Writing this screenplay is highlighting some of the differences between the two. “Our politics are slightly different so it is a bit of a radioactive subject for us, as friends and as partners, but that’s part of the fun.” Essentially, though, “we violently agree,” on most issues, although Gordon said he views the material “through the prism of an American Jew and an unapologetic Zionist.”
As an American Jew living in Queens, “I grew up in the second wave, of the Yom Kippur War, of having gone on American Zionist youth foundation summer trips to Israel... But it is interesting, as an adult and as a critical thinker, to take those primitive assumptions and recognize them a little more soberly now and to look at how complicated at the very least it all is.”

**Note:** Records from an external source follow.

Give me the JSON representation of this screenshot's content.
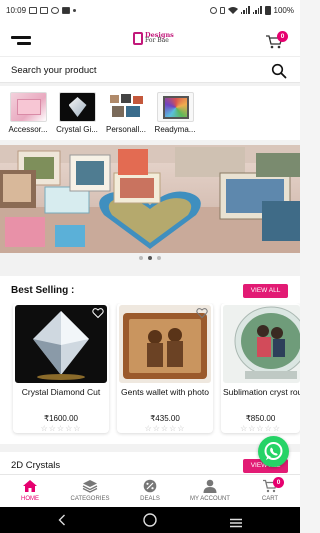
{
  "status_bar": {
    "time": "10:09",
    "battery": "100%"
  },
  "header": {
    "logo_line1": "Designs",
    "logo_line2": "For Bae",
    "cart_count": "0",
    "menu_icon": "hamburger-menu-icon",
    "cart_icon": "shopping-cart-icon"
  },
  "search": {
    "placeholder": "Search your product",
    "icon": "search-icon"
  },
  "categories": [
    {
      "label": "Accessor..."
    },
    {
      "label": "Crystal Gi..."
    },
    {
      "label": "Personall..."
    },
    {
      "label": "Readyma..."
    }
  ],
  "banner": {
    "active_slide": 2,
    "slide_count": 3
  },
  "best_selling": {
    "title": "Best Selling :",
    "view_all": "VIEW ALL",
    "products": [
      {
        "name": "Crystal Diamond Cut",
        "price": "₹1600.00",
        "stars": "☆☆☆☆☆"
      },
      {
        "name": "Gents wallet with photo",
        "price": "₹435.00",
        "stars": "☆☆☆☆☆"
      },
      {
        "name": "Sublimation cryst round small",
        "price": "₹850.00",
        "stars": "☆☆☆☆☆"
      }
    ]
  },
  "crystals_2d": {
    "title": "2D Crystals",
    "view_all": "VIEW ALL"
  },
  "bottom_nav": {
    "tabs": [
      {
        "label": "HOME",
        "icon": "home-icon"
      },
      {
        "label": "CATEGORIES",
        "icon": "layers-icon"
      },
      {
        "label": "DEALS",
        "icon": "discount-icon"
      },
      {
        "label": "MY ACCOUNT",
        "icon": "user-icon"
      },
      {
        "label": "CART",
        "icon": "cart-icon"
      }
    ],
    "cart_count": "0"
  },
  "colors": {
    "accent": "#e6006f",
    "button": "#e21b74",
    "whatsapp": "#25d366"
  }
}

JUST AS it was for the heroine of Homeland, Carrie Mathison (Claire Danes), “9/11 was a turning point for me. I was working on 24 but it took on a whole new meaning when 9/11 happened. What had been purely entertainment became a vehicle for bigger ideas.”

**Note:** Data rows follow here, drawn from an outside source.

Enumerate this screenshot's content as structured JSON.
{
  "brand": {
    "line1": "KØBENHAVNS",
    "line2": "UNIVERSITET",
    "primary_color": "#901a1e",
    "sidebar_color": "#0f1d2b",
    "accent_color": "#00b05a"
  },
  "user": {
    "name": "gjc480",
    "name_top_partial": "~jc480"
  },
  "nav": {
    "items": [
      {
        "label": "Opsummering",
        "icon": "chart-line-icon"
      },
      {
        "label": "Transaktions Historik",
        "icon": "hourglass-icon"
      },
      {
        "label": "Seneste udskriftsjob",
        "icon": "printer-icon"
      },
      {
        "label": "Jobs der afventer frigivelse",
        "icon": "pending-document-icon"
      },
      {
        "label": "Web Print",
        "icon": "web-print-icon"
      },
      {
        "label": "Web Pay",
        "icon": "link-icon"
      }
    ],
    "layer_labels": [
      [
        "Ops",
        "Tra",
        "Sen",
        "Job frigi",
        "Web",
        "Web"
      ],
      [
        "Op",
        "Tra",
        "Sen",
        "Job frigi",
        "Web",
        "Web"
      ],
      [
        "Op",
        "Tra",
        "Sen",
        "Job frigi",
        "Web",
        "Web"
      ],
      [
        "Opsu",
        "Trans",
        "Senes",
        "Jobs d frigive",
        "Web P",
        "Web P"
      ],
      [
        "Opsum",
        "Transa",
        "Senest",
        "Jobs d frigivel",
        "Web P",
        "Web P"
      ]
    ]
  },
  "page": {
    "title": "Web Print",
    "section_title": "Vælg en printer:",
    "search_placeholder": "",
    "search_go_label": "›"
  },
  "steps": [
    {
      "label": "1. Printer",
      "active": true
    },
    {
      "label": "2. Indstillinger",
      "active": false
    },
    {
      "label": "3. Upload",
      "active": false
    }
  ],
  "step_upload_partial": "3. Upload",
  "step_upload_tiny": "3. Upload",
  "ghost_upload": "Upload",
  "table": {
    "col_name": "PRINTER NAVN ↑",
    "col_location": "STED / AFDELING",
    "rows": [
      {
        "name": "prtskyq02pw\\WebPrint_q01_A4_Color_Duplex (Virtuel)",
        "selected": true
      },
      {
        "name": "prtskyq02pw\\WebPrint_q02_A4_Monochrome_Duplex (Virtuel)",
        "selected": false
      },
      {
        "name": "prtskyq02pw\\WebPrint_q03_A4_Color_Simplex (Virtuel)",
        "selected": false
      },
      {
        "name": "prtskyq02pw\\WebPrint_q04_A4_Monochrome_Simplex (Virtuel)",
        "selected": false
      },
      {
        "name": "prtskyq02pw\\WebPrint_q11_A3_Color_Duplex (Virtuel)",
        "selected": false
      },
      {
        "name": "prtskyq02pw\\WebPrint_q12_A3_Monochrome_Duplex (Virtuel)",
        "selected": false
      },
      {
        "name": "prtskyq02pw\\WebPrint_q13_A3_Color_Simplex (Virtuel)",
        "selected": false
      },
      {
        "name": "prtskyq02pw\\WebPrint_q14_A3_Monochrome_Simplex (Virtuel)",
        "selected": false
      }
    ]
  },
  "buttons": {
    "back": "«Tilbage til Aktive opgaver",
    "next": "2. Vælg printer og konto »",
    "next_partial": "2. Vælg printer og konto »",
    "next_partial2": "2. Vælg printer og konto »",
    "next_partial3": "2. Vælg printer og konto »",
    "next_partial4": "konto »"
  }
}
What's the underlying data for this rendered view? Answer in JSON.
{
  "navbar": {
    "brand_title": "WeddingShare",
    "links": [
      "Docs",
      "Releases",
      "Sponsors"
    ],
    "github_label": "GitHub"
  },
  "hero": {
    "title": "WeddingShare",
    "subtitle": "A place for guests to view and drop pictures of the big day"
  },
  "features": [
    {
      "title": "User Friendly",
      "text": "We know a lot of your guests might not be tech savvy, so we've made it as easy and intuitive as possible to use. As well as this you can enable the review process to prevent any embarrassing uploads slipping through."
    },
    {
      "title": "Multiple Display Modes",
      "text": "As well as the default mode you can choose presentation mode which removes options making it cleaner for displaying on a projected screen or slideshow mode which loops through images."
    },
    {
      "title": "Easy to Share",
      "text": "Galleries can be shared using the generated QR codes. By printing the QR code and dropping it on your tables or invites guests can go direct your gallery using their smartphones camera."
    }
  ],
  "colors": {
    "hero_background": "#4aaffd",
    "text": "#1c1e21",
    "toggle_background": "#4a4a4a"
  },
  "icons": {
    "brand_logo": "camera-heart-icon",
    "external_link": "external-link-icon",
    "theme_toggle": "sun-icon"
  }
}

He widened his perspective on counterterrorism with Homeland, which took the Israeli series, Prisoners of War by Gideon Raff, about Israeli prisoners who return to Israel after being turned by their captors, and moved it to America, adding the element of a bipolar female CIA agent. The portrayal of this agent has been hailed as one of the most realistic looks at someone struggling with bipolar disorder ever dramatized.
Interestingly, Gordon and Gansa did not set out to create a bipolar character. “Carrie’s bipolarity came in many, many drafts later. We didn’t decide she was bipolar but she behaved in a whole bunch of ways and we realized that her promiscuity, her impulsivity, her hyper intelligence, I mean there were a lot of details and behaviors that turned out to be manifestations of bipolarity and we realized that she was diagnostically, clinically bipolar. We didn’t build her from the outside in, we built her from the inside out and we kind of diagnosed her by the 15th draft.”

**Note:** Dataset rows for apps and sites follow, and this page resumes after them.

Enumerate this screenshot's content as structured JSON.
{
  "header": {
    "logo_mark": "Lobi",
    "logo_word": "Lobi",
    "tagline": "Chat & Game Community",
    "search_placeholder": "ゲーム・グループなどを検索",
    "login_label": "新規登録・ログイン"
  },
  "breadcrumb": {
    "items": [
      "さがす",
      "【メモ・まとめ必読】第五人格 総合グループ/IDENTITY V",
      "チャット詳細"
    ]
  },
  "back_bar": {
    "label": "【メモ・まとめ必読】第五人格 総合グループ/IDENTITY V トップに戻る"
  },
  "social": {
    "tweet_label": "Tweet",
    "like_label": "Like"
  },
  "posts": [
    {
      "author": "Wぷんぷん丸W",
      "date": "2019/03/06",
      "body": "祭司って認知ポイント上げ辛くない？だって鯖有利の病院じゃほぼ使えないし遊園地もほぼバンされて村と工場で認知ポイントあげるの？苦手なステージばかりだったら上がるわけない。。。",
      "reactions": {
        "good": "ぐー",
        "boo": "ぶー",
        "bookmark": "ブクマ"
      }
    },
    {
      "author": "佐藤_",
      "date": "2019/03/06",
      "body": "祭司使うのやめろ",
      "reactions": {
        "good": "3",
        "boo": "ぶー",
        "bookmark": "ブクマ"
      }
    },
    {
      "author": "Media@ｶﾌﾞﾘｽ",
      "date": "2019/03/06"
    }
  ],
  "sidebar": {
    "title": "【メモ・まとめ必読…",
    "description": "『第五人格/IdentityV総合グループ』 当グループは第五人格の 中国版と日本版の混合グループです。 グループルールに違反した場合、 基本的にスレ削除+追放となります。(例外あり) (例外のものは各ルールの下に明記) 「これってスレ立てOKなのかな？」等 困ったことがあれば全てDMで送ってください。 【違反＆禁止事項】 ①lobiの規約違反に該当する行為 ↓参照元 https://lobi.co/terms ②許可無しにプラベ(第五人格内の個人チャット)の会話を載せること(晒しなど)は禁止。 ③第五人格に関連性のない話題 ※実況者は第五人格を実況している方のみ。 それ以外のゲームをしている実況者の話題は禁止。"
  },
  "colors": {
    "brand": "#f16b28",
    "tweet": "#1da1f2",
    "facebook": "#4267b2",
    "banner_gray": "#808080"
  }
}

While I had him on Zoom, I realized I had a chance to get all my lingering Homeland questions answered, but there was only time for one: What was the background of the enigmatically named Dar Adal, a malevolent but effective CIA agent played by F. Murray Abraham? It turned out that Gordon was not sure himself. Henry Bromell, one of the writers, whose father was a CIA station chief, came up with the name.
“He was meant to be Lebanese, I think,” said Gordon.
As he works on Dinner at the Center of the Earth, he said he knew that anything to do with the Israeli-Arab conflict is by nature divisive but that he was ready for whatever fallout would come his way.
Anything to do with that the conflict “is a Rorschach test for so many people,” he said. “We knew we would get a lot of scrutiny... It’s going to become a partisan thing very quickly no matter what you do, so you should probably just tell the story. Like Our Boys was a very incendiary thing for a lot of people.”
Talking about the fact that much of the criticism of Our Boys came from people – including Prime Minister Benjamin Netanyahu – who had never seen the series, he said he could relate. “I’ve been criticized a lot by people who have never seen my work. It’s actually stunning that people would have the audacity to tender an opinion without having actually seen something, but, boy, it doesn’t stop them.”
He was philosophical about the inevitable storm that will come his way once Dinner is released. “It’s an opportunity to hold up a mirror of sorts, even if people think it’s a distorted mirror, to promote that kind of conversation I think is actually an important thing for any culture and any society to engage in.”
To find out more about Ma’aleh’s “Meet the Masters” series, go to https://www.maale.co.il/